During most of my live seminars over the past four years, several participants complained about the ever-increasing volume of audit practice aids provided by major publishers. One CPA said concerning the 2007 updates to the risk assessment standards, “I received the voluminous annual updates for my purchased audit guides, opened them and couldn’t determine where to begin.” Many practitioners lamented that the increased volume of practice aids was significantly greater than other engagement documentation containing audit evidence!
The practice aids provided by major publishers are an important part of every CPA firm’s reference library and quality control system. Because these practice aids are designed in a one-size-fits-all format, however, they contain guidance and documentation that may not be necessary on all engagements. Some of the forms, checklist and programs, for example, don’t meet the needs of smaller audit engagements. In fact, using standard, unmodified practice aids on smaller audits will almost always result in over-auditing!
To increase audit profits many firms are modifying purchased practice aids for use on smaller audits or are creating their own proprietary documentation. Here are some excerpts from an article discussing these issues published in the December, 2009 issue of the Journal of Accountancy. It is written by Michael Ramos, CPA and is entitled Risk Based Audits Best Practices.
Regarding proprietary methodologies and practice aids:
“Most firms build their audit methodologies around a set of standardized practice aids. These forms and checklists help auditors comply with the requirements of the standards, but they should not be confused with the standards themselves. An auditor can comply with the standards and prepare audit documentation in many ways.
‘Forms and guidance only cover a percentage (hopefully high) of the requirements,’ says Lyn Graham, chair of the AICPA task force that drafted the risk assessment audit guide. ‘They should not be a substitute for training or understanding or consulting the literature for unusual situations.
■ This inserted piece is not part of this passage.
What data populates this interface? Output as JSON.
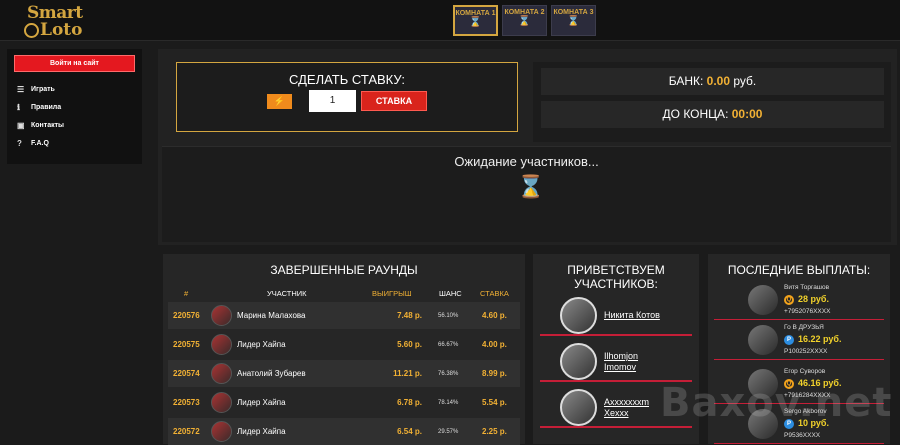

From what I have seen, one needs to deviate (probably more often than auditors would like to) from the forms to comply with GAAS.’
Once thought to be the purview of only the largest firms, growing numbers of audit firms are developing a more customized, firm-specific set of audit practice aids by creating their own forms or checklists for highly judgmental areas such as the documentation of internal controls.”
Regarding benefits of the process of creating methodologies and practice aids:
“It’s not just about the forms—there is tremendous value in the process itself. To create practice aids, firm personnel must obtain an in-depth understanding of the requirements of the standards and how they should be applied. This technical expertise becomes invaluable not only for performing audits but also for other critical activities such as training. Firms that make the commitment to “own” their audit methodology do so with the expectation that ultimately it will lead to more effective and efficient audits.”
The Ramos article contains this and other practical guidance that can result in increased profits on audit engagements. The article can be downloaded under the Publications tab at www.aicpa.org and is a must read for every auditor.
My live and on-demand webcast entitled Using Only Key Forms and the Most Efficient Documentation provides illustrative guidance on how to modify practice aids purchased from major publishers for use on smaller audits. You can download a syllabus and register by clicking the applicable box on the left side of our website, www.cpafirmsupport.com .